|Ben Simmons||1996–||basketball player||born and raised in Australia||his father is Dave Simmons is an African American who played in the NBL and still lives in Australia|
|Archie Smith||1995–||football player (AFL)||born and raised in Australia||his father is Andre Moore is an African American who played in the NBL and still lives in Australia|
|Taren Stinebrickner-Kauffman||1981–||Noted political activist||dual citizen||born in Australia|
|Sanford Wheeler||1970–2020||Australian rules footballer||migrated to Australia in 1975||born in US to Australian father and American mother|
|Lydia Williams||1988–||football (soccer) player||born in Australia||mother is American|
- For understanding purposes, it must clarify that is referring America, which is the colloquial English name for United States, and not to Americas, which is relative to American continent.
- Australian Bureau of Statistics – Ethnic Media Kit
- ibid, Ancestry (full classification list) by Sex – Australia
- "Publications: Statistics – Community Information Summaries". Archived from the original on 10 June 2007. Retrieved 12 June 2007.
- Hughes, Robert. The Fatal Shore. London: Routledge (1986).
- The Colony. SBS Television (2002)

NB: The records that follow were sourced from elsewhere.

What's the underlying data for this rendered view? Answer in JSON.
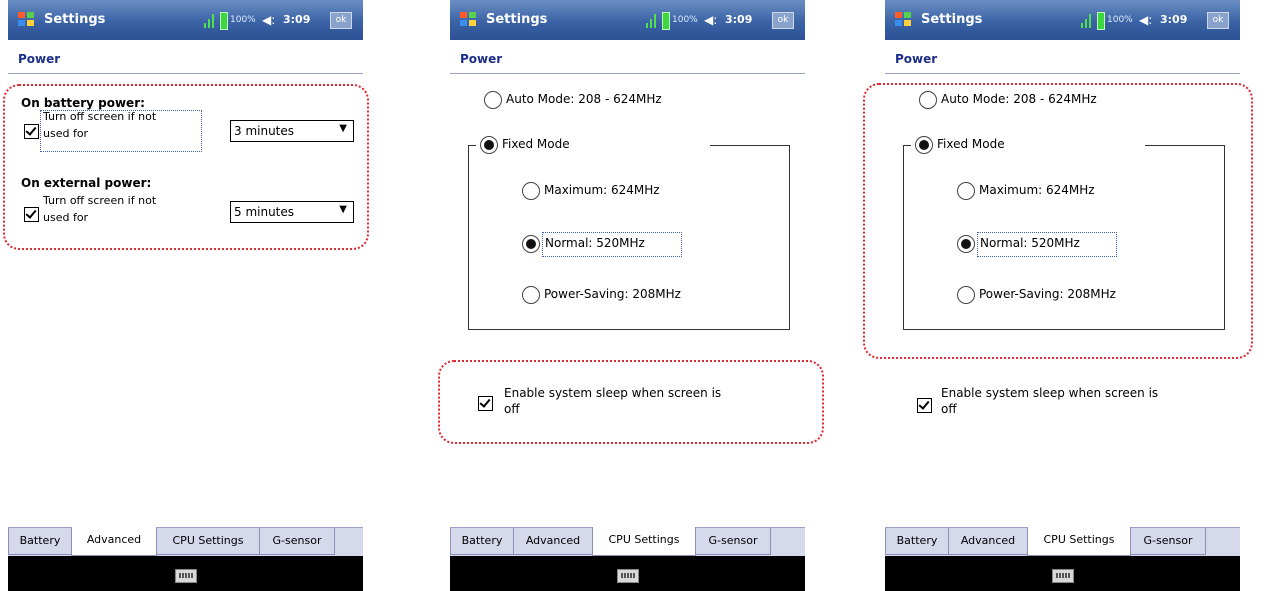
{
  "screens": [
    {
      "titlebar": {
        "title": "Settings",
        "battery": "100%",
        "time": "3:09",
        "ok": "ok"
      },
      "header": "Power",
      "battery_section": {
        "heading": "On battery power:",
        "checkbox_label_1": "Turn off screen if not",
        "checkbox_label_2": "used for",
        "select_value": "3 minutes",
        "checked": true
      },
      "external_section": {
        "heading": "On external power:",
        "checkbox_label_1": "Turn off screen if not",
        "checkbox_label_2": "used for",
        "select_value": "5 minutes",
        "checked": true
      },
      "tabs": [
        "Battery",
        "Advanced",
        "CPU Settings",
        "G-sensor"
      ],
      "active_tab": "Advanced"
    },
    {
      "titlebar": {
        "title": "Settings",
        "battery": "100%",
        "time": "3:09",
        "ok": "ok"
      },
      "header": "Power",
      "auto_mode": "Auto Mode: 208 - 624MHz",
      "fixed_mode": "Fixed Mode",
      "maximum": "Maximum: 624MHz",
      "normal": "Normal: 520MHz",
      "power_saving": "Power-Saving: 208MHz",
      "sleep_label_1": "Enable system sleep when screen is",
      "sleep_label_2": "off",
      "tabs": [
        "Battery",
        "Advanced",
        "CPU Settings",
        "G-sensor"
      ],
      "active_tab": "CPU Settings"
    },
    {
      "titlebar": {
        "title": "Settings",
        "battery": "100%",
        "time": "3:09",
        "ok": "ok"
      },
      "header": "Power",
      "auto_mode": "Auto Mode: 208 - 624MHz",
      "fixed_mode": "Fixed Mode",
      "maximum": "Maximum: 624MHz",
      "normal": "Normal: 520MHz",
      "power_saving": "Power-Saving: 208MHz",
      "sleep_label_1": "Enable system sleep when screen is",
      "sleep_label_2": "off",
      "tabs": [
        "Battery",
        "Advanced",
        "CPU Settings",
        "G-sensor"
      ],
      "active_tab": "CPU Settings"
    }
  ],
  "colors": {
    "highlight": "#e0262f",
    "titlebar": "#3a63a5",
    "header_text": "#1d2f8a"
  }
}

- Macintyre, Stuart. A Concise History of Australia. Cambridge: Cambridge University Press (2004).